YOUR TASK:
What is needed is a copy of each line in the listing below that contains "label".
────────────────
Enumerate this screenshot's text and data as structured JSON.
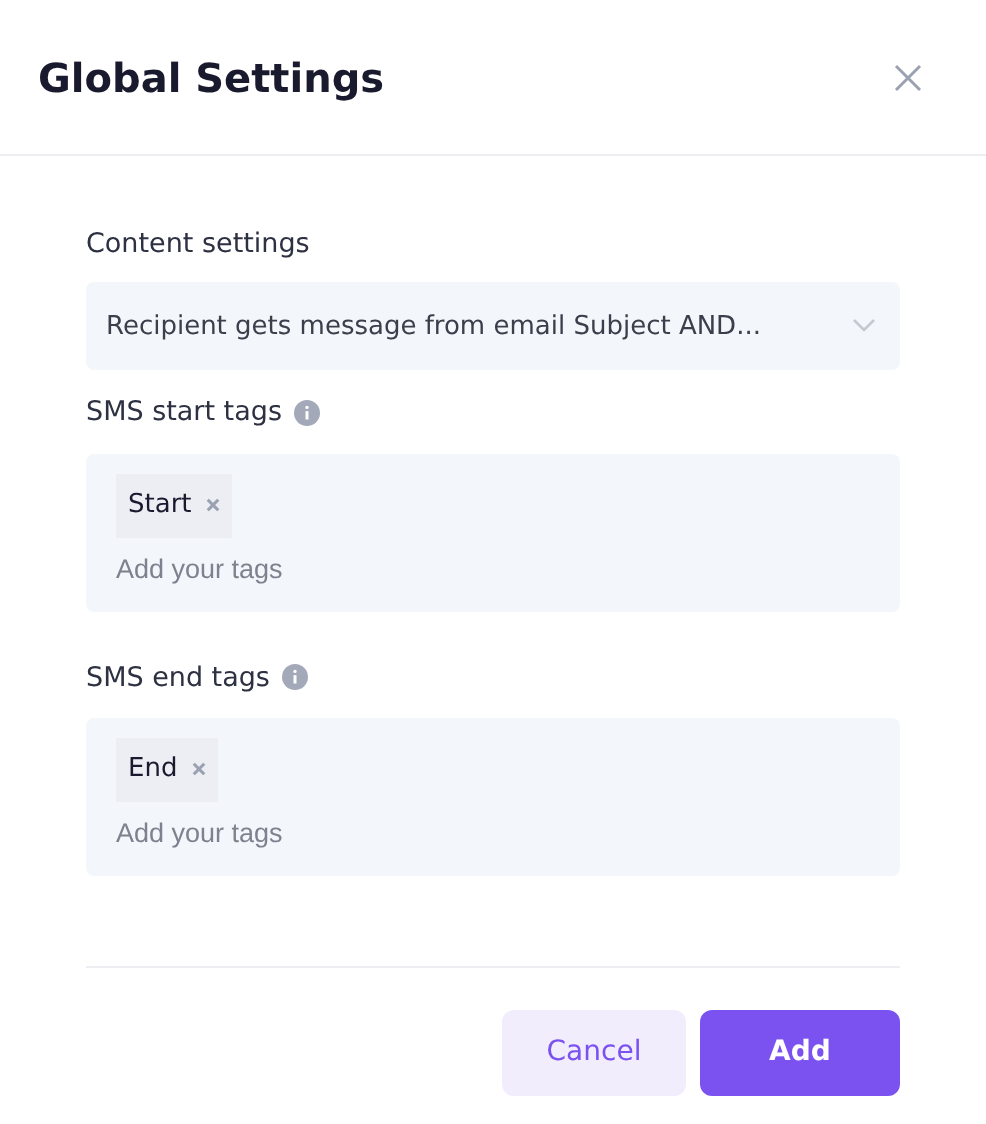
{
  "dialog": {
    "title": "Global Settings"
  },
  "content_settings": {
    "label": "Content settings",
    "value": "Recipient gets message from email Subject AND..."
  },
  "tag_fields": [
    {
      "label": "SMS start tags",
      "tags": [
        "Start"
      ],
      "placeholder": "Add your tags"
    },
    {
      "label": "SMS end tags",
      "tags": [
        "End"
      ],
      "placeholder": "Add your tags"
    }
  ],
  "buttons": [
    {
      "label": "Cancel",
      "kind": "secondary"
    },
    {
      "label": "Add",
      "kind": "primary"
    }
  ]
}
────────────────
TASK RESPONSE:
    "label": "Content settings",
      "label": "SMS start tags",
      "label": "SMS end tags",
      "label": "Cancel",
      "label": "Add",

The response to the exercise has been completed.